### Instructions to follow
Using the entries below, show all lines with the string "JSON".

------ Data to use

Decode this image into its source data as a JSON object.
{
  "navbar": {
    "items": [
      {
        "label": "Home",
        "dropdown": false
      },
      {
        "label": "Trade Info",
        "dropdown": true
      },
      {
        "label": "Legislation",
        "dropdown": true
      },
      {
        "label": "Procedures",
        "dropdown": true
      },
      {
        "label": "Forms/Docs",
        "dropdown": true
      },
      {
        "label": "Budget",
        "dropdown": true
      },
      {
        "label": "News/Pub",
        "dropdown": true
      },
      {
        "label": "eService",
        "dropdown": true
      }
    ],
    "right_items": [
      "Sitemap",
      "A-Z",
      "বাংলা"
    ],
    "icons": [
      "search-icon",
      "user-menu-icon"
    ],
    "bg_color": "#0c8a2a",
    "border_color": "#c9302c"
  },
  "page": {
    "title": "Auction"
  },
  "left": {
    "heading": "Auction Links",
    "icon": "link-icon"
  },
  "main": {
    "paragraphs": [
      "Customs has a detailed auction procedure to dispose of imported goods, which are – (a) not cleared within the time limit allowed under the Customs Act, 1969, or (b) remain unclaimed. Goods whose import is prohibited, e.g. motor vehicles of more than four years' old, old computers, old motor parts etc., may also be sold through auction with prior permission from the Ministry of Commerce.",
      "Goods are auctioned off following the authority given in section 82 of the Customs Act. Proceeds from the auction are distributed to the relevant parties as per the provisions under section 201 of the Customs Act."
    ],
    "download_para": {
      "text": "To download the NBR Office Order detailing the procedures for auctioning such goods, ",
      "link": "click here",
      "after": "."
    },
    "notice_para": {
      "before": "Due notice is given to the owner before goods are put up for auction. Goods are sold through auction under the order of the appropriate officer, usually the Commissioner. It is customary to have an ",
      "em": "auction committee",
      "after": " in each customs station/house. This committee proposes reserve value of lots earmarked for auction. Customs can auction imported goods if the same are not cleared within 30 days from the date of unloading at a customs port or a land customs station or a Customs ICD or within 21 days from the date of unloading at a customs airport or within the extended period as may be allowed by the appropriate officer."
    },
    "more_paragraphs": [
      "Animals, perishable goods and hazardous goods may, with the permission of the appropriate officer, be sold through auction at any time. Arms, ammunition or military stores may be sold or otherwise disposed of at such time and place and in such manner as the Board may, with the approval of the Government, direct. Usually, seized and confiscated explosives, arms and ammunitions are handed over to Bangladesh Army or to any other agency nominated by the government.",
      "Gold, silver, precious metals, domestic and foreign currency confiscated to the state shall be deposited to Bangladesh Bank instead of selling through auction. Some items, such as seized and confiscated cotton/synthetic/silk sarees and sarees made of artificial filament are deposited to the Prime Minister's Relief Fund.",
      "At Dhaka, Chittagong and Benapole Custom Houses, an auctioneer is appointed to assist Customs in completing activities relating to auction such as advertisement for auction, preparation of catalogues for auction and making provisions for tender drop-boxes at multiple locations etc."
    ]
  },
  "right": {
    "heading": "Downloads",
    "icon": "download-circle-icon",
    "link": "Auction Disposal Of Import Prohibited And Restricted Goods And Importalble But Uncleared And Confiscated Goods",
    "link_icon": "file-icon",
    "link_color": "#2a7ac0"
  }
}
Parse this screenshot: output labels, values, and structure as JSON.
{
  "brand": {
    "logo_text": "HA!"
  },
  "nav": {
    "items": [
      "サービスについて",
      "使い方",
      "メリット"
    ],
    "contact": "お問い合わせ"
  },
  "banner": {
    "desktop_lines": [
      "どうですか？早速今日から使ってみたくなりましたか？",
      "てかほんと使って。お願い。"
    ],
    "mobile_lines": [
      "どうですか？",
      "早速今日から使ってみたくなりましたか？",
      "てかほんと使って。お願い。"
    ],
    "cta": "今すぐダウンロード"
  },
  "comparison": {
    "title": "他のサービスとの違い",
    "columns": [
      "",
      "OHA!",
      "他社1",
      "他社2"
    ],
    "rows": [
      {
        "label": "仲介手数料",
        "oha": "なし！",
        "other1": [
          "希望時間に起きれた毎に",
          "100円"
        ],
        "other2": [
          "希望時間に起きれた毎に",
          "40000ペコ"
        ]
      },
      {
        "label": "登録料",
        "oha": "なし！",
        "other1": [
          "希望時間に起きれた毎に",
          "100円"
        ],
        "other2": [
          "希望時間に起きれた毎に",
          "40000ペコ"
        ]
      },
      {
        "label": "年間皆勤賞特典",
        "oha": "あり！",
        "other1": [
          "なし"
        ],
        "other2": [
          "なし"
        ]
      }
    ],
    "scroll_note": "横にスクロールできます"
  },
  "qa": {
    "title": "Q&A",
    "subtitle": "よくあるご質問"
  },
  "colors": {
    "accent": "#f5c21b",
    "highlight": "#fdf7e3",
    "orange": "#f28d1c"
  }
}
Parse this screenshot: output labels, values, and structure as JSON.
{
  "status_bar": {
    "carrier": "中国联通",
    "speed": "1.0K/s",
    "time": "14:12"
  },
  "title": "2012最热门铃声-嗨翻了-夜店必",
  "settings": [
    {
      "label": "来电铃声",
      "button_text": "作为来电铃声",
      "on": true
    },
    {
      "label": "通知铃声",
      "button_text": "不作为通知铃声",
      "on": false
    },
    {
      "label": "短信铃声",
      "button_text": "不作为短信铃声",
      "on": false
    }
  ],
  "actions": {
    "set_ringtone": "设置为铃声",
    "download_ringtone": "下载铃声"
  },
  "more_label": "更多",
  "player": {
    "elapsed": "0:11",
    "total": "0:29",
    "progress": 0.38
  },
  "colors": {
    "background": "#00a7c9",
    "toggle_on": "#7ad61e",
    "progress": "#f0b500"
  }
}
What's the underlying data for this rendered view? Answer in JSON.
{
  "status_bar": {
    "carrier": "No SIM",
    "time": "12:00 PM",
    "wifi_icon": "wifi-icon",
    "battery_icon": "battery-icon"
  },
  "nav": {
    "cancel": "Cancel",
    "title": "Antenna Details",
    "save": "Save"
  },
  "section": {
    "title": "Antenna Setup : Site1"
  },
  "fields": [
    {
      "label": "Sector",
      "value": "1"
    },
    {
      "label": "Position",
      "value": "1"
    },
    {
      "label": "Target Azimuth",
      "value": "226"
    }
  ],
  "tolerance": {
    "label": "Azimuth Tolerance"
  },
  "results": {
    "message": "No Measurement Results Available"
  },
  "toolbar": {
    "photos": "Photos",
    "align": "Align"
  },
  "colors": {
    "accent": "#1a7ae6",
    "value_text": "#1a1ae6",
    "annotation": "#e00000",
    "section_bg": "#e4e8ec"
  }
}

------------

### Exercise output
Decode this image into its source data as a JSON object.
Parse this screenshot: output labels, values, and structure as JSON.
Parse this screenshot: output labels, values, and structure as JSON.
What's the underlying data for this rendered view? Answer in JSON.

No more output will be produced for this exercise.